Well, I’ve been super amped about my “new” snare, and I had an interesting conversation about it (and gear in general) with one of my students last week. He was asking why I wanted the drum, and I honestly wasn’t sure how to answer, other than to say that old Ludwig Black Beauty snare drums have a reputation for sounding great. The interesting thing is that I probably want that reputation more than I want the drum itself. I mean, the drum does sound great, but I already have a bunch of great sounding snares. And it I guess it looks pretty cool and vintage-ish, but again, I already own some pretty cool-looking drums (arguably even cooler-looking).

Then why am I so excited about acquiring this snare? I confess: when it comes down to it, I’m pumped to just name drop and say that I have it.

So, I’m displaying some textbook American materialism then.  Yes, I suppose that’s true.  I’m both aware of and happy that I’m now able to associate myself with the history, status, and reputation of such an instrument… and I don’t even need to use the drum. All I need to do is say that I have it, and my “cool points” go up. This is, in my opinion, a crappy and superficial aspect of the music world. It’s the same old I’m-better-that-you-because-I-have-more-cool-points system that the rest of Western society operates on.  But it’s a reality nonetheless.

My point here is to revisit the notion that there are lots of things that get you hired as a musician, and your ability on the instrument is only one of those things. I posted briefly about this once before, so here’s a more thorough list of factors involved in getting gigs, in my observation:

1. Be a good guy. The majority of the time I spend on a gig is social time – sitting around between load-in, soundcheck, the gig itself, and load-out. I probably average 3 hours of hanging out with the people I play music with for every hour I spend actually playing music with them. Nobody likes hanging with a d-bag, so if you’re a d-bag then you’re probably not going to get the gig.

2. Be on time.
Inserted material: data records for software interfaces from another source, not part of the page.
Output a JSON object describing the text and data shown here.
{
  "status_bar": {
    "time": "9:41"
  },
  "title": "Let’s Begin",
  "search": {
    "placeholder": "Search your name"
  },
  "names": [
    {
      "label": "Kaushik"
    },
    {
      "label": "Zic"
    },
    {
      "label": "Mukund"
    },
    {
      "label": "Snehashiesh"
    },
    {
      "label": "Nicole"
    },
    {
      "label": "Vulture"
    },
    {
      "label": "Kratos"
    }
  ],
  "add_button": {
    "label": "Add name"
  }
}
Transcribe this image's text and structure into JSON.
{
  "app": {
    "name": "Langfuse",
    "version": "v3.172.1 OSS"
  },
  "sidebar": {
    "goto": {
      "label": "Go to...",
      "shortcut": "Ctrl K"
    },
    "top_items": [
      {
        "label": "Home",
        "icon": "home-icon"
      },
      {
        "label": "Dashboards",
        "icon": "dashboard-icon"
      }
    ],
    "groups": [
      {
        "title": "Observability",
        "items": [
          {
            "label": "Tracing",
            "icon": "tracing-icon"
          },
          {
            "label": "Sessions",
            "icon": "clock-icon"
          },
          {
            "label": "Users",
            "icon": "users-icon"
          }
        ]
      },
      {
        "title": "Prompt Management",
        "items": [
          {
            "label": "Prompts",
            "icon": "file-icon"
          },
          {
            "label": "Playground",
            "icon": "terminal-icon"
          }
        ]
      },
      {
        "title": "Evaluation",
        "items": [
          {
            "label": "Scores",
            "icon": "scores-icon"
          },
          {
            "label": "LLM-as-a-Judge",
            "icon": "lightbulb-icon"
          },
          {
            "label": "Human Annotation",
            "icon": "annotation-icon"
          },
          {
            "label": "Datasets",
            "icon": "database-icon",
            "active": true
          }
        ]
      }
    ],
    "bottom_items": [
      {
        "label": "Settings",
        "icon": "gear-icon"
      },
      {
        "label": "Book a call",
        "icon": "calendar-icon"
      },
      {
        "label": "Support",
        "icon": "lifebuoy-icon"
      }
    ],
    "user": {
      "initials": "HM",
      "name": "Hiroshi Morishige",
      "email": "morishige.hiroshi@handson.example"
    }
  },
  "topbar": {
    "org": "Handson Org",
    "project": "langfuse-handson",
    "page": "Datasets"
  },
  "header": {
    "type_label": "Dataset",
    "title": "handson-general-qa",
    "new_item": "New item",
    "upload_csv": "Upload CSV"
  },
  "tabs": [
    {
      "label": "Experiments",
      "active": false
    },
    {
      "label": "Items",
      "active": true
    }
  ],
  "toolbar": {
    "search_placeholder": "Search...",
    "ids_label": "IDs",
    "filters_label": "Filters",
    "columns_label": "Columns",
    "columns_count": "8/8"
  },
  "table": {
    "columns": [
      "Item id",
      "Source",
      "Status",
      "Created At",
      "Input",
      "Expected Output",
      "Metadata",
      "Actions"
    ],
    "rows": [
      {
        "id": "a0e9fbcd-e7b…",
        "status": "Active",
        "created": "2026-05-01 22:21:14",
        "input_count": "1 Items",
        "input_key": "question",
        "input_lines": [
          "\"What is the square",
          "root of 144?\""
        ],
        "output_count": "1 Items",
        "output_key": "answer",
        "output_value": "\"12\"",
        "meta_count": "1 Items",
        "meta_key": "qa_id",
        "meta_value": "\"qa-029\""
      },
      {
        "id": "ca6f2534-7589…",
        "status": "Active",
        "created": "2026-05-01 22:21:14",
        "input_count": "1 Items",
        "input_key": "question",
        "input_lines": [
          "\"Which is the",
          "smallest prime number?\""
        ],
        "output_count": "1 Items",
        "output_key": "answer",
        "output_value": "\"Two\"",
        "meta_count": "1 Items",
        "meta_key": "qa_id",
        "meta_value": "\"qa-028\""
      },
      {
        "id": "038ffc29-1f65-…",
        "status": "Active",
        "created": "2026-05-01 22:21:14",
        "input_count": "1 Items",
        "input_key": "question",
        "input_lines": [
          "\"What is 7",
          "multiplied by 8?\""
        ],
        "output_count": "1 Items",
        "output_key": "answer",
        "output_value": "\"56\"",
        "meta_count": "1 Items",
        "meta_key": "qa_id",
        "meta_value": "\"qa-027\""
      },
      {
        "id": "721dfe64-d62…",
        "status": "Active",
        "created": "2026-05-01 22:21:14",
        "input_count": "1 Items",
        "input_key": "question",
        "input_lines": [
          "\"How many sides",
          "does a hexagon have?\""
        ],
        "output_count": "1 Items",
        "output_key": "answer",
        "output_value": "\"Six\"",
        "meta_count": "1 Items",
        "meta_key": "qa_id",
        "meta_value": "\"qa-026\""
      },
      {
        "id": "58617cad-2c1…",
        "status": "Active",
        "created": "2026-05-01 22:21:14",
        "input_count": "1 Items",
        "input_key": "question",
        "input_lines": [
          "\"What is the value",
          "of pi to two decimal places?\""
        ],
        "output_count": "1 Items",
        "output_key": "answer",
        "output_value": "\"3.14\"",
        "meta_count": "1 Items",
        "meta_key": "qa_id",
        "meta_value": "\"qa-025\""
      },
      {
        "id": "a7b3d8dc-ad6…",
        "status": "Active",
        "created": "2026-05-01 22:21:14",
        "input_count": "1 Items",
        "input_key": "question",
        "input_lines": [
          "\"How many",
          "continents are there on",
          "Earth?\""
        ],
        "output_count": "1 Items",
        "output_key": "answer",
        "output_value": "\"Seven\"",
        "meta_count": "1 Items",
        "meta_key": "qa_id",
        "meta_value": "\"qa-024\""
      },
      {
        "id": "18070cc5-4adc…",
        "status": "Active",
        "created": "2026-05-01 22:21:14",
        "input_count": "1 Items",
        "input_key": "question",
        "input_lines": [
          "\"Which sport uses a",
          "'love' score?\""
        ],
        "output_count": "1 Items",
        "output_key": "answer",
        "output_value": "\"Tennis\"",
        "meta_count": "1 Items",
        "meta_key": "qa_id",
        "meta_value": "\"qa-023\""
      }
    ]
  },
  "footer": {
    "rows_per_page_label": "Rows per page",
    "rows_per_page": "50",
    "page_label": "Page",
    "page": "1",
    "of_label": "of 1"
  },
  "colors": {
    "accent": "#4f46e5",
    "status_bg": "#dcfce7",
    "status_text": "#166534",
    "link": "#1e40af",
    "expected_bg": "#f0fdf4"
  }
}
Musicians are notorious for being late all the time, but that’s not an excuse. Professional level gigs operate the same as professional level anything. If you’re constantly late then everyone will get annoyed with you and stop hiring you.

3. Be easy to work with. Band leaders want what they want, and they’re not interested in hiring a guy who will always argue with them. That’s not to say a hired-gun musician can’t sometimes suggest an alternative idea for how to arrange or play a part of the gig.  But for the most part, the musician with the most gigs is the guy who has the best attitude and knows how to roll with whatever the boss wants.

4. Have good gear. This is the whole Black Beauty snare drum cool points thing. Your equipment says a lot about who you are as a player and what you know, and having quality gear is therefore part of the whole package. But beyond that, other musicians who have never worked with you before and may not even know you at all will remember you if you have memorable gear. Lots of cool points = standing out compared to other drummers = more gigs. (I will be totally candid here: this issue is definitely part of why the glow drums exist)

5. Be sharp on the mental side of things. Playing drums is equal parts physical and mental, and nobody will care about your physical prowess if your brain is mushy. I’m talking about things like memory, creativity, and just general attentiveness.  Bring your head to the gig.

6. Look the part. This means dress well, dress appropriately, carry yourself appropriately, and behave the way the environment would suggest. The “hang out time” I mentioned before is very different during a club gig than it is during a wedding gig… and you need to know the difference.

Now, it’s worth mentioning as often as possible that the above advice assume that you’ve put in the work to be a great player. That is, after all, the MAIN issue. A professional drummer who shows up on time, is great to hang with, has great gear and great clothes, but SUCKS at the drums will probably not get hired again.

If everything I just said sounds like foolishness to you because you’re the kind of guy who believes “the music is the only thing that matters,” well, then the freelance professional musician career is probably not for you. Like I said before, I think the good gear cool points thing is total BS, but I really don’t help myself by pretending that it doesn’t exist.  Instead I just play the game whenever I have to, but I try to not let it consume me.  What I mean is this: I’m the guy that thinks the music is the only thing that matters.  But that doesn’t mean the music is the only thing I pay attention to or put any effort toward.